Sometimes with highly personal collections it’s impossible to pick up on all the symbolism and designers inherently weave into their work, but this is not the case with Feng Chen Wang’s bold, futuristic designs. Many are probably aware of this, yet hope the emotion comes through even when the context isn’t always clear. Feng Chen Wang is one of these designers who creates functional, wearable clothing that somehow communicates the intangible things she is thinking about. For her Fall 2019 collection, her mind was on her mother and two siblings, and the experience of growing up in China at a time when it was illegal to have more than one child. Wang relied on a soft color palette to evoke a feeling of peace, serenity and protection representing her mother’s role. Many pieces in the collection feature a print based on a watercolor of the lotus in water, painted by Feng Chen Wang herself. The words SISTER BROTHER are also embroidered on a jacket, the front of a shirt, and dangling as a charm from a necklace. One particularly symbolic piece was a gray puffer jacket with a long extension connecting it to a child’s jacket. The younger child effectively hidden by the older model in walking in front until they turn. It’s a poetic gesture, a visual metaphor of some kind, but it does feel a little on the nose.
Despite the narrative of family relationships, motherly protection, and sibling attachment, the collection is highly wearable, consisting of a blend of sporty athleisure and tailored pieces in roomy silhouettes, combining classic pinstripes, plaid, and khaki with less traditional menswear offerings in pale pink and florals. One of the most striking looks was a textured velvet denim in deep rust and ochre with the blue denim backing showing through as if it was the texture of an old concrete wall, or rust worn sheet metal. It appeared throughout the collection as trousers, jackets of various shapes, and most dramatically as a pullover with a double shoulder detail and sleeves continuing into gloves. Even without the context, it still conveys a feeling of age and wear and feels both architecturally brutalistic and organic. It’s an unusual combination against the powder pink, blue steel, and soft watercolor lotuses in the rest of the collection. However, that’s just another of Wang’s trademarks – reworking masculine themes and forms with a feminine approach and finding that sweet spot to make her clothes wearable by both men and women. Wang also designed her first womenswear capsule this fall and zeroed in on Chuck Taylor’s roots as a basketball shoe, which meant striped track-suit separates and high-tops in a salmon-pink hue embroidered with the words Girl Power.

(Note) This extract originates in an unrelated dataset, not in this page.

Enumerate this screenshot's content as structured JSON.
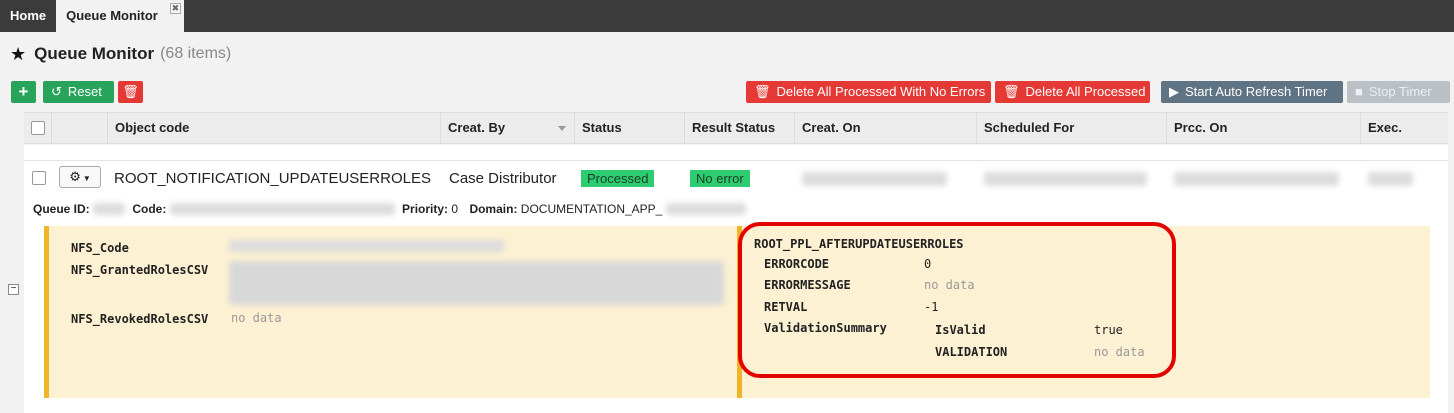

Wang has made a name for herself since graduating from London’s Royal College of Art and launching her name sake label. In this collection she challenged herself to go beyond streetwear, though even her tailored pieces have some sporty, athletic details such as elastic waistbands and utility pockets. One interesting new silhouette is the transformer shoulder that appeared on windbreakers, puffer jackets, and a beautiful pink wool coat with petal-like armor on the shoulders. Wang also ventured into leather this season, and one look that really stood out was a vibrant blue leather jacket and trouser ensemble that glistened just like the surface of a pool. Wang’s work has an elaborate emotional context that comes through in the subtleties of color, and materials, rather than through metaphor, images, or spelled out in words. If you dig back far enough into her Twitter feed, Wang states “I believe that every single stitching, details, fabric, has emotions, making with full of loves, a garment not only just a cloth, it should mean something…” Though Wang’s work does not always fully convey the inspiration she cites, they still speak for themselves, allowing the wearer to bring their own emotion into the story, which is equally as important.